Start of EXERCISE MATERIAL
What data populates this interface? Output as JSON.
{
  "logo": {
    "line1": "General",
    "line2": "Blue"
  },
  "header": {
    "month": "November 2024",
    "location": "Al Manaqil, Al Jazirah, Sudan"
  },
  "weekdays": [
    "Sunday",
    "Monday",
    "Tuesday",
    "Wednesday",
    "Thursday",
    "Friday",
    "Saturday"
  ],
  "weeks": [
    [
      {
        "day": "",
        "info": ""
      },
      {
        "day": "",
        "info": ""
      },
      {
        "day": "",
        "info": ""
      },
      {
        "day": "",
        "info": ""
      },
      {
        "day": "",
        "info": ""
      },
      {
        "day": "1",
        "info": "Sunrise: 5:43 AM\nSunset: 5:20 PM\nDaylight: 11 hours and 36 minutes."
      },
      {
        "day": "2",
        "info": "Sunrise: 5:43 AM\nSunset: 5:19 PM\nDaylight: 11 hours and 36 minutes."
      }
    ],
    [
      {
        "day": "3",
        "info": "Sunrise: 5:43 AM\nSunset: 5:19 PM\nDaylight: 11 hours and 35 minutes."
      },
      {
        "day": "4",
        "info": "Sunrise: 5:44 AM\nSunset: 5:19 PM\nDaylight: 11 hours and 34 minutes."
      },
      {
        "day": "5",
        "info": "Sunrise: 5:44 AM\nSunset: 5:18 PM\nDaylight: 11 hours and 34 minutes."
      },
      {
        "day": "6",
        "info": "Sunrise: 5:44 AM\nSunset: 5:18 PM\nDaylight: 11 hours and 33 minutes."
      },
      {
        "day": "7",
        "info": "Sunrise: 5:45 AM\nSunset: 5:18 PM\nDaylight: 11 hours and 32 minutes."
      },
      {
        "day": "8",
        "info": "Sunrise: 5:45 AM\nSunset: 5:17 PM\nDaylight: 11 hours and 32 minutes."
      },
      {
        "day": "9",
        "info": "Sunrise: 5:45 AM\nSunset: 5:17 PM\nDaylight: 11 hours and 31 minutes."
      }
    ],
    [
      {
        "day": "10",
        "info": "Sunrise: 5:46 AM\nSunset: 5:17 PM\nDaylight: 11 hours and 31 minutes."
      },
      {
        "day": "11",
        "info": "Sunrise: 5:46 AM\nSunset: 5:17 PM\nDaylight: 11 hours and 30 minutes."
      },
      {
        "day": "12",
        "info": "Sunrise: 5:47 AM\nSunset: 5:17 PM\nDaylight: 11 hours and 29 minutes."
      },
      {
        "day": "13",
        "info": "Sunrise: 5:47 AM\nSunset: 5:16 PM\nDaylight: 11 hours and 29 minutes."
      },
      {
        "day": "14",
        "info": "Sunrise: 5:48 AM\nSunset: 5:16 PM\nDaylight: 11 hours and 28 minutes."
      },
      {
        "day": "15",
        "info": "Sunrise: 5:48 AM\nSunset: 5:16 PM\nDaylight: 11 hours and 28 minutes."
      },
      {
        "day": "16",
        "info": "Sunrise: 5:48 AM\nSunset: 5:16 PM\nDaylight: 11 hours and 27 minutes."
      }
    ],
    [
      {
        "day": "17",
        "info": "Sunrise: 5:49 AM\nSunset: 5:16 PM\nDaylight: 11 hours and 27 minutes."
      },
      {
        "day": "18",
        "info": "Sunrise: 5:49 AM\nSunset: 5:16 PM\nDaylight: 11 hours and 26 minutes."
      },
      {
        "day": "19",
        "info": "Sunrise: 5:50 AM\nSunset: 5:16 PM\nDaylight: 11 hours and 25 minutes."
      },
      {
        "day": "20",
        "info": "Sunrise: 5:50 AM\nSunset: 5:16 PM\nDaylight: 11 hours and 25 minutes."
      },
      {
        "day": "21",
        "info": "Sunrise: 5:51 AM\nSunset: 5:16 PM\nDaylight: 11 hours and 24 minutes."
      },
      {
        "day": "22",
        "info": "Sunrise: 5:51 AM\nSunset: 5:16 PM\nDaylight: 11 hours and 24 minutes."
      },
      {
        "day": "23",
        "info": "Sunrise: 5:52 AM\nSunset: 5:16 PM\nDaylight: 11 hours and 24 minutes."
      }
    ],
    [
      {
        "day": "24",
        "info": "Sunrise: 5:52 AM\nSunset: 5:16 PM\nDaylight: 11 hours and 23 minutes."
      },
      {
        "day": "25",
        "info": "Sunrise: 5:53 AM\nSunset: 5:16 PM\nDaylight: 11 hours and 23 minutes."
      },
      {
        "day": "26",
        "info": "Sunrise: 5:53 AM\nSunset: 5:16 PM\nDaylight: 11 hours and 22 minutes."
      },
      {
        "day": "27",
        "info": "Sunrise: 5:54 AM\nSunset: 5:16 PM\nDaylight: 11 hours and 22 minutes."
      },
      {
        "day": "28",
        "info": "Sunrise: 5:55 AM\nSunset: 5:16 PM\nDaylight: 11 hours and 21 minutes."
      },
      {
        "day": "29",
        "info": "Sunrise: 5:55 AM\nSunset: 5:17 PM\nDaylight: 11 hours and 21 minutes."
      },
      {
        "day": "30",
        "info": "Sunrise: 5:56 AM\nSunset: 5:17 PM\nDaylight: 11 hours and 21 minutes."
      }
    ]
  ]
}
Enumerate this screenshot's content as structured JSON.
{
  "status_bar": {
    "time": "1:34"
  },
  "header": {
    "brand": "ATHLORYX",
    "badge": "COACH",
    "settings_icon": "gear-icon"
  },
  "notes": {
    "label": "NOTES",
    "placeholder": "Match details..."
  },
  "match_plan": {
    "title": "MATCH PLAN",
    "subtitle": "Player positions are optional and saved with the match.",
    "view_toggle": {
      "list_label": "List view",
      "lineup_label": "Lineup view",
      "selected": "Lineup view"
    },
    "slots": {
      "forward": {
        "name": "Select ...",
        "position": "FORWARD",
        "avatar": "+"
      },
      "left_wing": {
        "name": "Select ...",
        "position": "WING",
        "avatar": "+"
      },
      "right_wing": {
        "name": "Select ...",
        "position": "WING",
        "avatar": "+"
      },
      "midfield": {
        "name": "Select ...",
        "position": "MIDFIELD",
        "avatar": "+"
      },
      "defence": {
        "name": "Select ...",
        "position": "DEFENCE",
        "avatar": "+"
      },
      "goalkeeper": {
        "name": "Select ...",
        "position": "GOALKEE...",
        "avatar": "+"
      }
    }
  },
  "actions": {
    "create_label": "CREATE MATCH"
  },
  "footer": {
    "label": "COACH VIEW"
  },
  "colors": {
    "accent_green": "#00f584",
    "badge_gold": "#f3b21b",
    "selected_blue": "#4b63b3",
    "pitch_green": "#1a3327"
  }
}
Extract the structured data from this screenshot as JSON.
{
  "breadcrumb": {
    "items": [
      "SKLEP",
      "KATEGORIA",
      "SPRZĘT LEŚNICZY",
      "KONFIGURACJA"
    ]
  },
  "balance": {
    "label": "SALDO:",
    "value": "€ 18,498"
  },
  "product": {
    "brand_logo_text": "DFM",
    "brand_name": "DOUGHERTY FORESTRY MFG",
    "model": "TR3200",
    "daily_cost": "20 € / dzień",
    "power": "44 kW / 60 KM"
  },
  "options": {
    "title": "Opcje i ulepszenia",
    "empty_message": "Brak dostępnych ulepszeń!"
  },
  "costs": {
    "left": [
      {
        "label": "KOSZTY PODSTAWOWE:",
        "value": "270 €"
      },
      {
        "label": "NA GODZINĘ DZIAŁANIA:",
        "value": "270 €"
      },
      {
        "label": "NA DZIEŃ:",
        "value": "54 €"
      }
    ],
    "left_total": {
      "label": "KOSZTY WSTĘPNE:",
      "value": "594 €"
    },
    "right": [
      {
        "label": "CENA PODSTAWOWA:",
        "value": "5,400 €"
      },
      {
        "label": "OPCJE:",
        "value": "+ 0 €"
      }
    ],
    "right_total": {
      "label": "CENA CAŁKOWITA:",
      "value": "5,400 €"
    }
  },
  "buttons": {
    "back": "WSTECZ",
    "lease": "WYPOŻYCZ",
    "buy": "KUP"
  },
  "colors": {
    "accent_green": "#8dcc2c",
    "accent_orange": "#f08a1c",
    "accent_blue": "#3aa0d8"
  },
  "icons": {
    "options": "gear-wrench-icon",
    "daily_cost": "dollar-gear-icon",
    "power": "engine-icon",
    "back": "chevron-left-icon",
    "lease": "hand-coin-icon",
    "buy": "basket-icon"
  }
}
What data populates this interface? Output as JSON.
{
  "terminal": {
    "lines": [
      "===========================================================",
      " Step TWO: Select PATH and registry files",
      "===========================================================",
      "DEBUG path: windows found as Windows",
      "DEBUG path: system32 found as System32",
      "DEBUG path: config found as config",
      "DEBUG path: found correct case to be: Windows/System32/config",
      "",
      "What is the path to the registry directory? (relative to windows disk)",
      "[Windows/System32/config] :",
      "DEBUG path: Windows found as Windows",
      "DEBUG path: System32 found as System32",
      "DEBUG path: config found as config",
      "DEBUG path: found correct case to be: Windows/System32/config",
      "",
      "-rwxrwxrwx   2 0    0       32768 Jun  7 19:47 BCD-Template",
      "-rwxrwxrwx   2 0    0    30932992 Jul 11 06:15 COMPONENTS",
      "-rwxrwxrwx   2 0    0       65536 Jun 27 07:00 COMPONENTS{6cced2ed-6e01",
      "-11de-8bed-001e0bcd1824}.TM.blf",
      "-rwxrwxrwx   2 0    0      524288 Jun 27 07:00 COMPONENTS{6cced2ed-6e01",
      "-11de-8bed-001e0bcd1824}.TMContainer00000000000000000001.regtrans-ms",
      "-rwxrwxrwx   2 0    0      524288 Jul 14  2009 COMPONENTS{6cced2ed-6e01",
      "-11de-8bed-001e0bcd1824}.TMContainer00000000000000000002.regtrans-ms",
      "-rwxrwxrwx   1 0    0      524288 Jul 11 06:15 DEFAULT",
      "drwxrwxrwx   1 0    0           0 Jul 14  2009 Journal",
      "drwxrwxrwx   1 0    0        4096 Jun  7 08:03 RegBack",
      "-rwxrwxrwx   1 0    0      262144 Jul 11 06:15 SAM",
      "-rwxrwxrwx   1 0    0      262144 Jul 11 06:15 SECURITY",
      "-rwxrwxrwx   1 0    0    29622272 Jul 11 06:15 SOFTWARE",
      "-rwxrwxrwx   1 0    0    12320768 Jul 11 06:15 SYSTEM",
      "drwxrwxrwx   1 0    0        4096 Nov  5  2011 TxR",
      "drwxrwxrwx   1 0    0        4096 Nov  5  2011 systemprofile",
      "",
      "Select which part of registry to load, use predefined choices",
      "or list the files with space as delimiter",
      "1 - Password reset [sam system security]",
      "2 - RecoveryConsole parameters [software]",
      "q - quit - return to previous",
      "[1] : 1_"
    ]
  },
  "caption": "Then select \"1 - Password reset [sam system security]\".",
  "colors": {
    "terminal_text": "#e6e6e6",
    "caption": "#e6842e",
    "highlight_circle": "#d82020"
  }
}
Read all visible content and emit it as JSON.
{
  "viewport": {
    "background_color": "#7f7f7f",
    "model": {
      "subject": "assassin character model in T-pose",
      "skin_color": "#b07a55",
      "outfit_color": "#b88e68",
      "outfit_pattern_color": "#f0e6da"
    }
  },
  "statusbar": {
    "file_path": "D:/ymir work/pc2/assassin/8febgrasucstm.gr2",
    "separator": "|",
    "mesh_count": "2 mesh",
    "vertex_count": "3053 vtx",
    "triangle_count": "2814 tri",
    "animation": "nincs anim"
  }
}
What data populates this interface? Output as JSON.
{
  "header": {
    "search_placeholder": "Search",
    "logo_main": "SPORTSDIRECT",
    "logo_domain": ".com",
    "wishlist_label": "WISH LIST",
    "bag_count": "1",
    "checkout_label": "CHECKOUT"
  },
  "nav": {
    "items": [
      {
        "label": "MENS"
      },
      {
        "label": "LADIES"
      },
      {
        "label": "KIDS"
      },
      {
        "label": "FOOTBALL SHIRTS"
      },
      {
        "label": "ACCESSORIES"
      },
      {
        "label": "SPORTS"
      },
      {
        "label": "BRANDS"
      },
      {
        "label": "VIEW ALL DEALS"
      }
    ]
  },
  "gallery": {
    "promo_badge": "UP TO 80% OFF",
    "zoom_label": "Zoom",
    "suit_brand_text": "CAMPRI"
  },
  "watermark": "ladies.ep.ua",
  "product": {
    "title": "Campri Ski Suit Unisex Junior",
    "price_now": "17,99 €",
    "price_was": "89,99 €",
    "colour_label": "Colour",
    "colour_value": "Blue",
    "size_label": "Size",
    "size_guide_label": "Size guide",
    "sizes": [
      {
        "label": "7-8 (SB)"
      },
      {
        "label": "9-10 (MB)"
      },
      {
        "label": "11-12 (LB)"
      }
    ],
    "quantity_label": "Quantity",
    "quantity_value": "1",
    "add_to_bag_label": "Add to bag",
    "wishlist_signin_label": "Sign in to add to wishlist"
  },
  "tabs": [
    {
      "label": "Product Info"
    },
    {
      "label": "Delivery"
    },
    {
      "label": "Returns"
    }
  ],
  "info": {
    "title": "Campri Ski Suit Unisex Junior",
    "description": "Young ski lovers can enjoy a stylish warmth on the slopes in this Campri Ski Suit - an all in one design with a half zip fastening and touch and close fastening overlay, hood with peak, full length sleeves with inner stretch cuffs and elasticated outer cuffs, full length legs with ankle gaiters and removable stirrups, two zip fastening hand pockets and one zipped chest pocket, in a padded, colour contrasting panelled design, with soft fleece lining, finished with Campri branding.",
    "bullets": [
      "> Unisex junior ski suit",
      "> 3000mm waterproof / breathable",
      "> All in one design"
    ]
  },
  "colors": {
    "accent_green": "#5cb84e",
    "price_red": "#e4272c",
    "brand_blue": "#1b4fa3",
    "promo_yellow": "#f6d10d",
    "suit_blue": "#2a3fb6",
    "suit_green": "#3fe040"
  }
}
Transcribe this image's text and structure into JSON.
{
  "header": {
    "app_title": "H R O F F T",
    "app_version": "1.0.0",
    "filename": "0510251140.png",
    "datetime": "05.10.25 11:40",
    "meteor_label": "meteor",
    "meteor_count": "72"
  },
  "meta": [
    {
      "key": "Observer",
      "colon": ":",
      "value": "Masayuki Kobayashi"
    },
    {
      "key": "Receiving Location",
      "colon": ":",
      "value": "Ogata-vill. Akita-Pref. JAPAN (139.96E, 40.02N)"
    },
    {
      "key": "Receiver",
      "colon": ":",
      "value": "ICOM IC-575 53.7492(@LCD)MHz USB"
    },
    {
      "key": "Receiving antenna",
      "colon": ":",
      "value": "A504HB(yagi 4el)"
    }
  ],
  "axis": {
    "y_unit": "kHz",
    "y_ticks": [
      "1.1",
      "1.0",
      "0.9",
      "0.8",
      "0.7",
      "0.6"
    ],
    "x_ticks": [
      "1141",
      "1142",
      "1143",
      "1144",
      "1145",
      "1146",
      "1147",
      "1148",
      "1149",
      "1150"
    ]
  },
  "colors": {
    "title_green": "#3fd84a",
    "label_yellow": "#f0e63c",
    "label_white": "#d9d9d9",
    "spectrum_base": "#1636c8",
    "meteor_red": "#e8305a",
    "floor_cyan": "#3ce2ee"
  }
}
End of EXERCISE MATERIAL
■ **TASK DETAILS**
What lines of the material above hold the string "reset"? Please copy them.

■ **SOLUTION TO THIS EXERCISE**
      "1 - Password reset [sam system security]",
  "caption": "Then select \"1 - Password reset [sam system security]\".",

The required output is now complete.